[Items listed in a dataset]
--- START ---
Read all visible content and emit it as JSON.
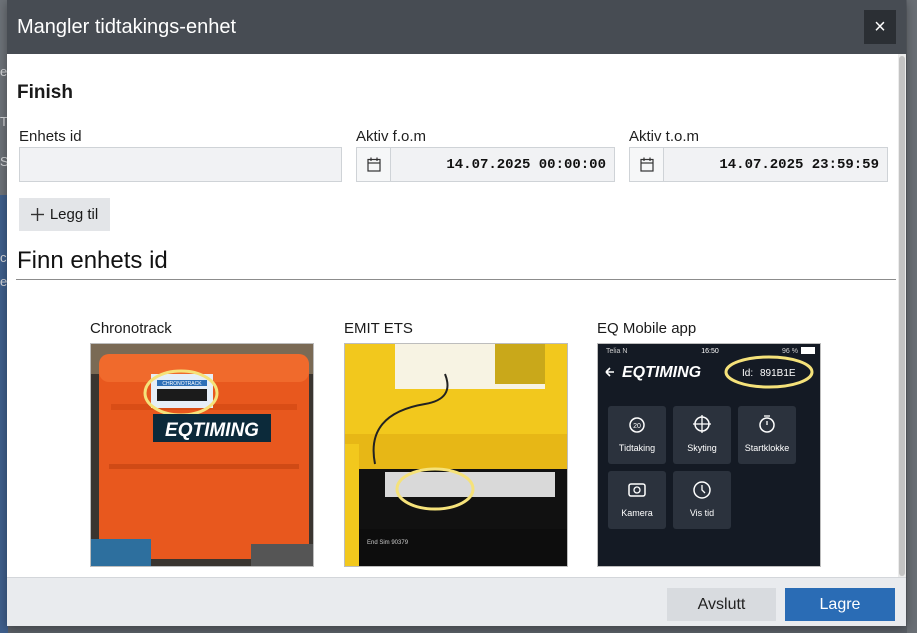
{
  "background": {
    "left_texts": [
      "e",
      "T",
      "S",
      "c",
      "e"
    ]
  },
  "dialog": {
    "title": "Mangler tidtakings-enhet",
    "close_label": "×"
  },
  "form": {
    "section_title": "Finish",
    "unit_id_label": "Enhets id",
    "unit_id_value": "",
    "active_from_label": "Aktiv f.o.m",
    "active_from_value": "14.07.2025 00:00:00",
    "active_to_label": "Aktiv t.o.m",
    "active_to_value": "14.07.2025 23:59:59",
    "add_button_label": "Legg til"
  },
  "find_section": {
    "heading": "Finn enhets id",
    "devices": [
      {
        "name": "Chronotrack",
        "photo_text": "EQTIMING",
        "sticker_text": "CHRONOTRACK"
      },
      {
        "name": "EMIT ETS",
        "photo_text": "End Sim 90379"
      },
      {
        "name": "EQ Mobile app",
        "status_left": "Telia N",
        "status_time": "16:50",
        "status_battery": "96 %",
        "app_logo": "EQTIMING",
        "id_label": "Id:",
        "id_value": "891B1E",
        "tiles": [
          {
            "label": "Tidtaking",
            "icon": "stopwatch-20-icon"
          },
          {
            "label": "Skyting",
            "icon": "crosshair-icon"
          },
          {
            "label": "Startklokke",
            "icon": "timer-icon"
          },
          {
            "label": "Kamera",
            "icon": "camera-icon"
          },
          {
            "label": "Vis tid",
            "icon": "clock-icon"
          }
        ]
      }
    ]
  },
  "footer": {
    "cancel_label": "Avslutt",
    "save_label": "Lagre"
  },
  "colors": {
    "header_bg": "#474c53",
    "primary_button": "#2a6cb5",
    "highlight_ring": "#f5e27a",
    "case_orange": "#e8581e",
    "case_yellow": "#f2c81d"
  }
}
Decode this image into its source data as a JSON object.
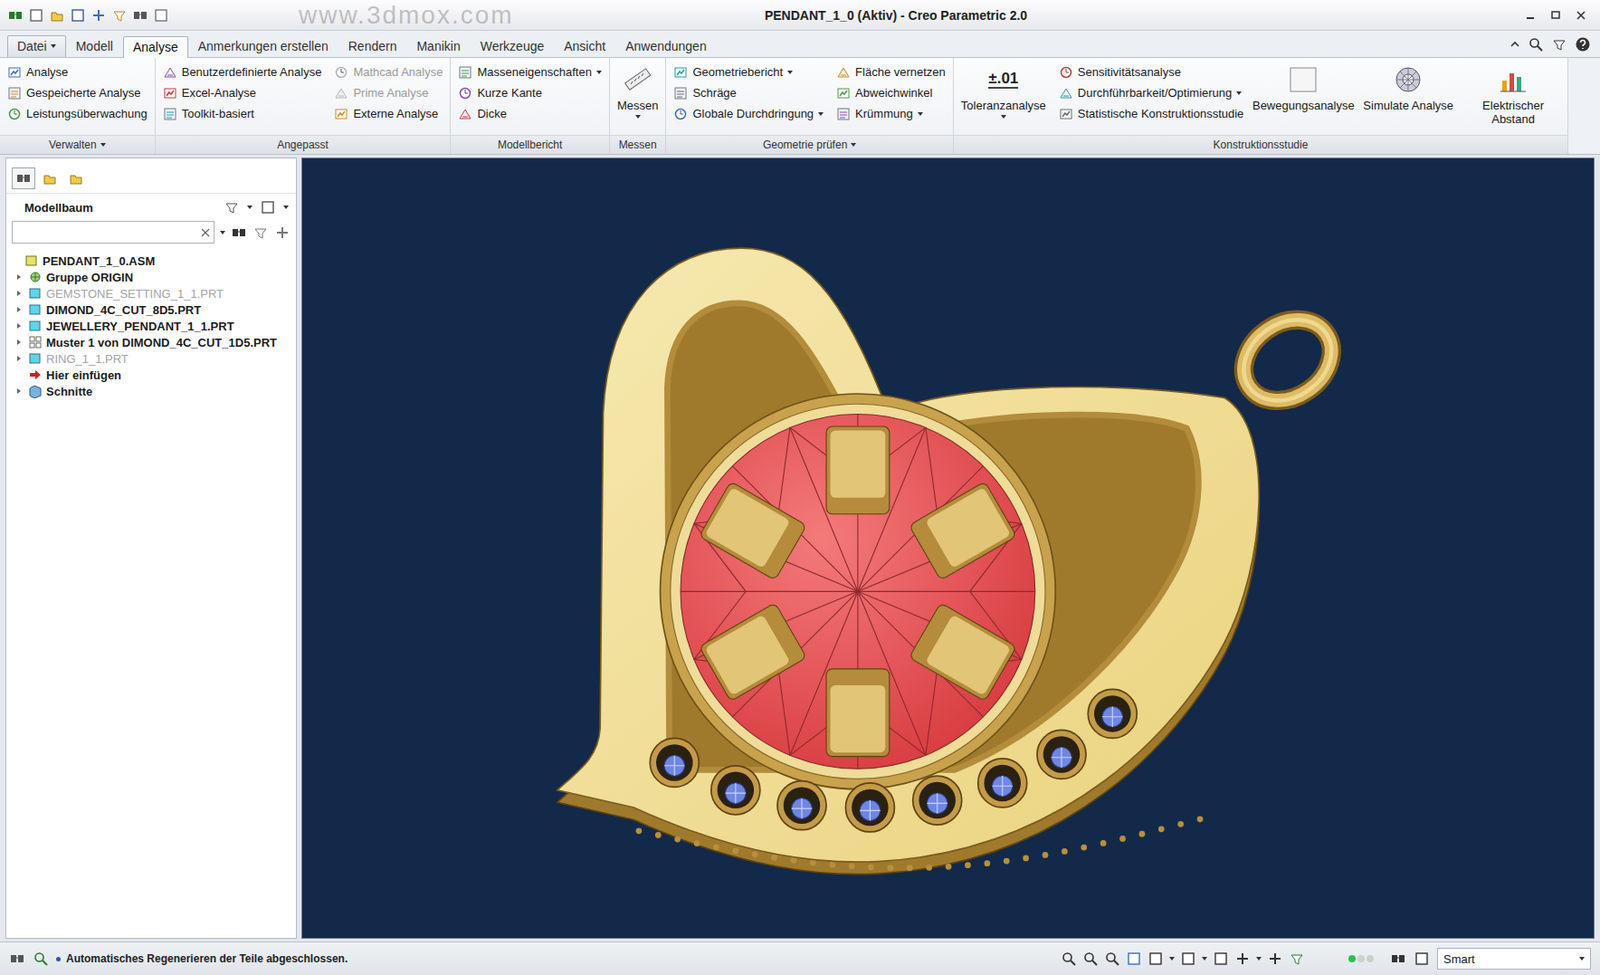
{
  "window": {
    "title": "PENDANT_1_0 (Aktiv) - Creo Parametric 2.0",
    "watermark": "www.3dmox.com"
  },
  "tabs": [
    {
      "label": "Datei",
      "selected": false,
      "dropdown": true
    },
    {
      "label": "Modell",
      "selected": false,
      "dropdown": false
    },
    {
      "label": "Analyse",
      "selected": true,
      "dropdown": false
    },
    {
      "label": "Anmerkungen erstellen",
      "selected": false,
      "dropdown": false
    },
    {
      "label": "Rendern",
      "selected": false,
      "dropdown": false
    },
    {
      "label": "Manikin",
      "selected": false,
      "dropdown": false
    },
    {
      "label": "Werkzeuge",
      "selected": false,
      "dropdown": false
    },
    {
      "label": "Ansicht",
      "selected": false,
      "dropdown": false
    },
    {
      "label": "Anwendungen",
      "selected": false,
      "dropdown": false
    }
  ],
  "ribbon": {
    "groups": [
      {
        "label": "Verwalten",
        "dropdown": true,
        "columns": [
          [
            {
              "label": "Analyse",
              "kind": "small",
              "dropdown": false,
              "disabled": false
            },
            {
              "label": "Gespeicherte Analyse",
              "kind": "small",
              "dropdown": false,
              "disabled": false
            },
            {
              "label": "Leistungsüberwachung",
              "kind": "small",
              "dropdown": false,
              "disabled": false
            }
          ]
        ]
      },
      {
        "label": "Angepasst",
        "dropdown": false,
        "columns": [
          [
            {
              "label": "Benutzerdefinierte Analyse",
              "kind": "small",
              "dropdown": false,
              "disabled": false
            },
            {
              "label": "Excel-Analyse",
              "kind": "small",
              "dropdown": false,
              "disabled": false
            },
            {
              "label": "Toolkit-basiert",
              "kind": "small",
              "dropdown": false,
              "disabled": false
            }
          ],
          [
            {
              "label": "Mathcad Analyse",
              "kind": "small",
              "dropdown": false,
              "disabled": true
            },
            {
              "label": "Prime Analyse",
              "kind": "small",
              "dropdown": false,
              "disabled": true
            },
            {
              "label": "Externe Analyse",
              "kind": "small",
              "dropdown": false,
              "disabled": false
            }
          ]
        ]
      },
      {
        "label": "Modellbericht",
        "dropdown": false,
        "columns": [
          [
            {
              "label": "Masseneigenschaften",
              "kind": "small",
              "dropdown": true,
              "disabled": false
            },
            {
              "label": "Kurze Kante",
              "kind": "small",
              "dropdown": false,
              "disabled": false
            },
            {
              "label": "Dicke",
              "kind": "small",
              "dropdown": false,
              "disabled": false
            }
          ]
        ]
      },
      {
        "label": "Messen",
        "dropdown": false,
        "columns": [
          [
            {
              "label": "Messen",
              "kind": "large",
              "dropdown": true,
              "disabled": false,
              "icon_text": ""
            }
          ]
        ]
      },
      {
        "label": "Geometrie prüfen",
        "dropdown": true,
        "columns": [
          [
            {
              "label": "Geometriebericht",
              "kind": "small",
              "dropdown": true,
              "disabled": false
            },
            {
              "label": "Schräge",
              "kind": "small",
              "dropdown": false,
              "disabled": false
            },
            {
              "label": "Globale Durchdringung",
              "kind": "small",
              "dropdown": true,
              "disabled": false
            }
          ],
          [
            {
              "label": "Fläche vernetzen",
              "kind": "small",
              "dropdown": false,
              "disabled": false
            },
            {
              "label": "Abweichwinkel",
              "kind": "small",
              "dropdown": false,
              "disabled": false
            },
            {
              "label": "Krümmung",
              "kind": "small",
              "dropdown": true,
              "disabled": false
            }
          ]
        ]
      },
      {
        "label": "Konstruktionsstudie",
        "dropdown": false,
        "columns": [
          [
            {
              "label": "Toleranzanalyse",
              "kind": "large",
              "dropdown": true,
              "disabled": false,
              "icon_text": "±.01"
            }
          ],
          [
            {
              "label": "Sensitivitätsanalyse",
              "kind": "small",
              "dropdown": false,
              "disabled": false
            },
            {
              "label": "Durchführbarkeit/Optimierung",
              "kind": "small",
              "dropdown": true,
              "disabled": false
            },
            {
              "label": "Statistische Konstruktionsstudie",
              "kind": "small",
              "dropdown": false,
              "disabled": false
            }
          ],
          [
            {
              "label": "Bewegungsanalyse",
              "kind": "large",
              "dropdown": false,
              "disabled": false,
              "icon_text": ""
            }
          ],
          [
            {
              "label": "Simulate Analyse",
              "kind": "large",
              "dropdown": false,
              "disabled": false,
              "icon_text": ""
            }
          ],
          [
            {
              "label": "Elektrischer Abstand",
              "kind": "large",
              "dropdown": false,
              "disabled": false,
              "icon_text": ""
            }
          ]
        ]
      }
    ]
  },
  "model_tree": {
    "title": "Modellbaum",
    "search": {
      "value": ""
    },
    "items": [
      {
        "label": "PENDANT_1_0.ASM",
        "kind": "assembly",
        "level": 0,
        "expandable": false,
        "disabled": false
      },
      {
        "label": "Gruppe ORIGIN",
        "kind": "group",
        "level": 1,
        "expandable": true,
        "disabled": false
      },
      {
        "label": "GEMSTONE_SETTING_1_1.PRT",
        "kind": "part",
        "level": 1,
        "expandable": true,
        "disabled": true
      },
      {
        "label": "DIMOND_4C_CUT_8D5.PRT",
        "kind": "part",
        "level": 1,
        "expandable": true,
        "disabled": false
      },
      {
        "label": "JEWELLERY_PENDANT_1_1.PRT",
        "kind": "part",
        "level": 1,
        "expandable": true,
        "disabled": false
      },
      {
        "label": "Muster 1 von DIMOND_4C_CUT_1D5.PRT",
        "kind": "pattern",
        "level": 1,
        "expandable": true,
        "disabled": false
      },
      {
        "label": "RING_1_1.PRT",
        "kind": "part",
        "level": 1,
        "expandable": true,
        "disabled": true
      },
      {
        "label": "Hier einfügen",
        "kind": "insert",
        "level": 1,
        "expandable": false,
        "disabled": false
      },
      {
        "label": "Schnitte",
        "kind": "sections",
        "level": 1,
        "expandable": true,
        "disabled": false
      }
    ]
  },
  "status_bar": {
    "message": "Automatisches Regenerieren der Teile abgeschlossen.",
    "filter": "Smart"
  }
}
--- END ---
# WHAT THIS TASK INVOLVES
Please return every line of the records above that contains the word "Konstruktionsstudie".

# FINAL ANSWER
        "label": "Konstruktionsstudie",
              "label": "Statistische Konstruktionsstudie",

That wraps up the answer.